**What to work on:** Among the lines of the records, please find those that contain the word "letter" and copy them.

**Exercise data:**
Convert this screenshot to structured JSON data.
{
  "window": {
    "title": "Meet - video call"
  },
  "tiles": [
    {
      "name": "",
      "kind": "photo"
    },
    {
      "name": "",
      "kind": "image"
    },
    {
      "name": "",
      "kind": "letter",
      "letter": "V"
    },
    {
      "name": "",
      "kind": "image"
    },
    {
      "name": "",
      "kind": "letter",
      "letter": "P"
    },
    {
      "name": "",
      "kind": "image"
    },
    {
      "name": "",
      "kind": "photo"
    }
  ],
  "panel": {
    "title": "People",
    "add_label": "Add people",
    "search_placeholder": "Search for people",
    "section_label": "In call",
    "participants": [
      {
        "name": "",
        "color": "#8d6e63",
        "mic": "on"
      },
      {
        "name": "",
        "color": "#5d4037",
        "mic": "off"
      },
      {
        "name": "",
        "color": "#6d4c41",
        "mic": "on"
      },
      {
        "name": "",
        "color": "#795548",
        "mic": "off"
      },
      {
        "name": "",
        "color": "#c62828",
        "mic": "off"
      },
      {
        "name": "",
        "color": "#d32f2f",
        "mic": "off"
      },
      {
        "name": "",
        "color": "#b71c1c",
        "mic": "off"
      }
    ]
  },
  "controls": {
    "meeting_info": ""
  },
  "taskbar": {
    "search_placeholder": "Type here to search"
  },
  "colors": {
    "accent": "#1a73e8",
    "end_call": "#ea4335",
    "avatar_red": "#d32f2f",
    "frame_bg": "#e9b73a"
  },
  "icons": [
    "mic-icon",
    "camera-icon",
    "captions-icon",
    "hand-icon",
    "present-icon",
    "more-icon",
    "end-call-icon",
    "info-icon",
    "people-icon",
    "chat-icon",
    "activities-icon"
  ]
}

**Result of this exercise:**
      "kind": "letter",
      "letter": "V"
      "kind": "letter",
      "letter": "P"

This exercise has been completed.